    Someone not knowing the name of the department but curious about the state might find the state website, newmexico.gov, the “official state portal.” A bit of looking at the site would lead to the lower left corner and a headline, “business resources,” with six subheads including “business assistance, economic development, job training incentives program.” I clicked on all six subheads, but connected with just two. My 2008 vintage MacBook Pro just wasn’t good enough.
    Newmexico.gov had several topic headlines flashing by. One pitched, as an upcoming event, the 2012 state centennial. Carpe ayer? Boxes in the middle posed questions. “Are you a visitor? Are you a business? And, best of all, “Are you a citizen?” offering a guide to living in New Mexico. Non-citizens don’t count, apparently.

  • Doctor shortage and federal policy

    Why is there such a serious shortage of doctors in New Mexico?
    A bit of good news: The basic cause is not anything inherently wrong with New Mexico. It’s tied up in the complications of medical regulations and funding.
    A group of speakers from New Mexico Health Resources Inc. recently described the background of this situation and what they are doing about it. NMHR is a nonprofit dedicated to recruiting and retaining physicians in New Mexico, especially underserved areas. The speakers were Jerry Richardson, executive director; Kevin McMullan, health professional recruiter; and Dr. Frank Hesse, a founder and former board member of NMHR who is also former chair of the now-moribund New Mexico Health Policy Commission.
    The undersupply of doctors nationwide, they said, traces to a federal commission called the Council on Graduate Medical Education. This commission was founded in the 1930s, when the nation had an oversupply of doctors. A quota was established for the number of medical residents. Today, the training of medical residents is largely subsidized by Medicare. The quota sets the number of residents in each teaching hospital that Medicare will support. It also sets the allocation among specialties.

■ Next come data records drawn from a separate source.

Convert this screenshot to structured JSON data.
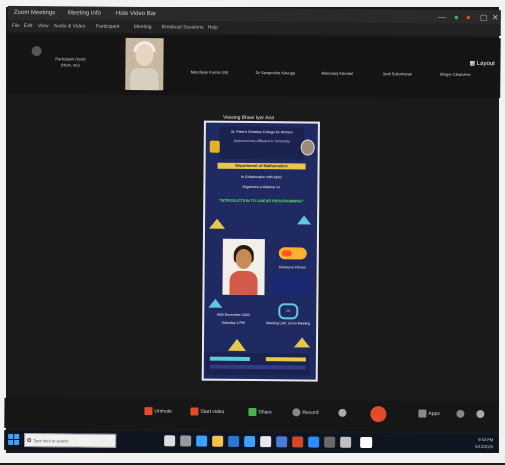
{
  "window": {
    "tabs": [
      "Zoom Meetings",
      "Meeting Info",
      "Hide Video Bar"
    ],
    "controls": [
      "minimize-icon",
      "maximize-icon",
      "close-icon"
    ]
  },
  "menu": {
    "items": [
      "File",
      "Edit",
      "View",
      "Audio & Video",
      "Participant",
      "Meeting",
      "Breakout Sessions",
      "Help"
    ]
  },
  "participants": {
    "names": [
      "Participant (host)",
      "Mandiyan Kumar (M)",
      "Dr Sangeetha Kavuga",
      "Manoranj Kandari",
      "Jyoti Sukumaran",
      "Binger Clearview"
    ],
    "host_subtitle": "(Host, me)"
  },
  "layout_button": "Layout",
  "share": {
    "label": "Viewing Bhavi Iyer Ana"
  },
  "poster": {
    "college": "St. Peter's Christian College for Women",
    "affiliation": "(Autonomous) Affiliated to University",
    "department": "Department of Mathematics",
    "organizes": "In Collaboration with IQAC",
    "event_type": "Organizes a Webinar on",
    "title": "\"INTRODUCTION TO LINEAR PROGRAMMING\"",
    "speaker_label": "Resource Person",
    "date": "05th December 2020",
    "time": "Saturday 4 PM",
    "platform": "Meeting Link: Zoom Meeting"
  },
  "toolbar": {
    "unmute": "Unmute",
    "start_video": "Start video",
    "share": "Share",
    "record": "Record",
    "apps": "Apps",
    "leave_color": "#e24b2b"
  },
  "taskbar": {
    "search_placeholder": "Type here to search",
    "time": "9:03 PM",
    "date": "5/12/2020",
    "accent": "#3ea0ff"
  }
}
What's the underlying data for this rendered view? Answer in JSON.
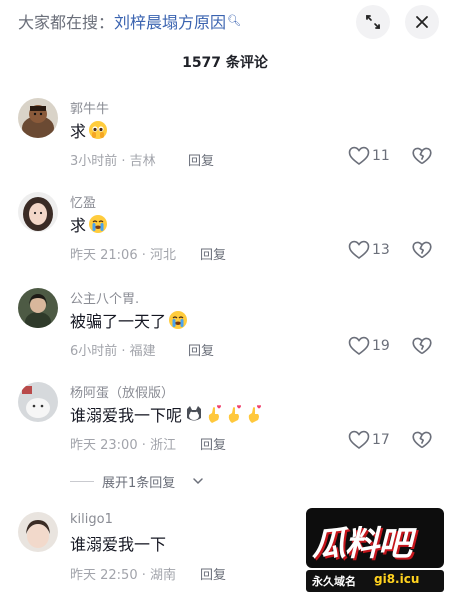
{
  "search": {
    "prefix": "大家都在搜：",
    "term": "刘梓晨塌方原因",
    "icon": "search-icon"
  },
  "header": {
    "expand_icon": "expand-icon",
    "close_icon": "close-icon"
  },
  "comment_count": "1577 条评论",
  "comments": [
    {
      "name": "郭牛牛",
      "text": "求",
      "emoji": "pleading-face",
      "time": "3小时前 · 吉林",
      "reply": "回复",
      "likes": "11"
    },
    {
      "name": "忆盈",
      "text": "求",
      "emoji": "crying-face",
      "time": "昨天 21:06 · 河北",
      "reply": "回复",
      "likes": "13"
    },
    {
      "name": "公主八个胃.",
      "text": "被骗了一天了",
      "emoji": "crying-face",
      "time": "6小时前 · 福建",
      "reply": "回复",
      "likes": "19"
    },
    {
      "name": "杨阿蛋（放假版）",
      "text": "谁溺爱我一下呢",
      "emoji": "cat-face, three crossed-fingers-heart",
      "time": "昨天 23:00 · 浙江",
      "reply": "回复",
      "likes": "17"
    },
    {
      "name": "kiligo1",
      "text": "谁溺爱我一下",
      "emoji": "",
      "time": "昨天 22:50 · 湖南",
      "reply": "回复",
      "likes": ""
    }
  ],
  "expand_replies": "展开1条回复",
  "watermark": {
    "logo": "瓜料吧",
    "label": "永久域名",
    "domain": "gi8.icu"
  },
  "colors": {
    "link": "#3a63b0",
    "muted": "#a2a4ab",
    "text": "#161823"
  }
}
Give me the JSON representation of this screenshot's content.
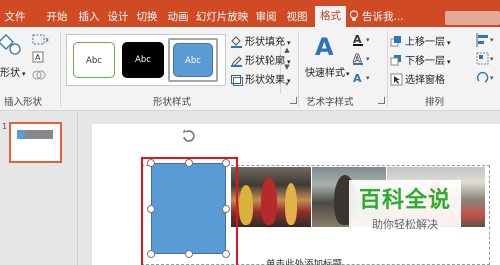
{
  "tabs": [
    {
      "label": "文件"
    },
    {
      "label": "开始"
    },
    {
      "label": "插入"
    },
    {
      "label": "设计"
    },
    {
      "label": "切换"
    },
    {
      "label": "动画"
    },
    {
      "label": "幻灯片放映"
    },
    {
      "label": "审阅"
    },
    {
      "label": "视图"
    },
    {
      "label": "格式",
      "active": true
    }
  ],
  "tell_me": "告诉我...",
  "insert_shapes": {
    "shape_label": "形状",
    "group_label": "插入形状"
  },
  "shape_styles": {
    "swatches": [
      {
        "label": "Abc"
      },
      {
        "label": "Abc"
      },
      {
        "label": "Abc"
      }
    ],
    "fill": "形状填充",
    "outline": "形状轮廓",
    "effects": "形状效果",
    "group_label": "形状样式"
  },
  "wordart": {
    "quick_styles": "快速样式",
    "group_label": "艺术字样式"
  },
  "arrange": {
    "bring_forward": "上移一层",
    "send_backward": "下移一层",
    "selection_pane": "选择窗格",
    "group_label": "排列"
  },
  "slide_pane": {
    "number": "1"
  },
  "slide": {
    "caption": "单击此处添加标题"
  },
  "watermark": {
    "title": "百科全说",
    "subtitle": "助你轻松解决"
  },
  "colors": {
    "accent": "#d04a24",
    "shape_fill": "#5b9bd5",
    "selection": "#e2141c",
    "watermark_green": "#2eac2b"
  }
}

  • Expelling the myths of fixing a pet

     

    Today’s widespread animal overpopulation is a direct effect of the failure of many pet owners to spay or neuter their pets. With myths such as behavioral changes and health complications resulting from the procedure circulating, it can be difficult to tell if spaying/neutering is the right choice for Fido or Fluffy. In order to save millions of homeless animals’ lives, as well as keep your animal in the best health possible, these myths should be put to rest once and for all.

  • Steampunk stilettos

     

    The dictionary defines “culture” as an anthropological manifestation of human intellectual achievement, which is collectively assigned value and meaning.

    Wow, that’s impressive! Who knew that Boy George named his group “Culture Club” after an intellectual manifestation?

    Our world is like a big vat of yogurt chock full of culture; curdled governments, fermented values, sour foreign relations, and sometimes a little granola-flavored tradition thrown in to add texture.

    But that’s just the surface of human culture. Peel away the veneer of acceptable standards, and much like ripping the bark off a fallen rotting tree trunk, you’ll find a mass of insects busily living out their lives in another world.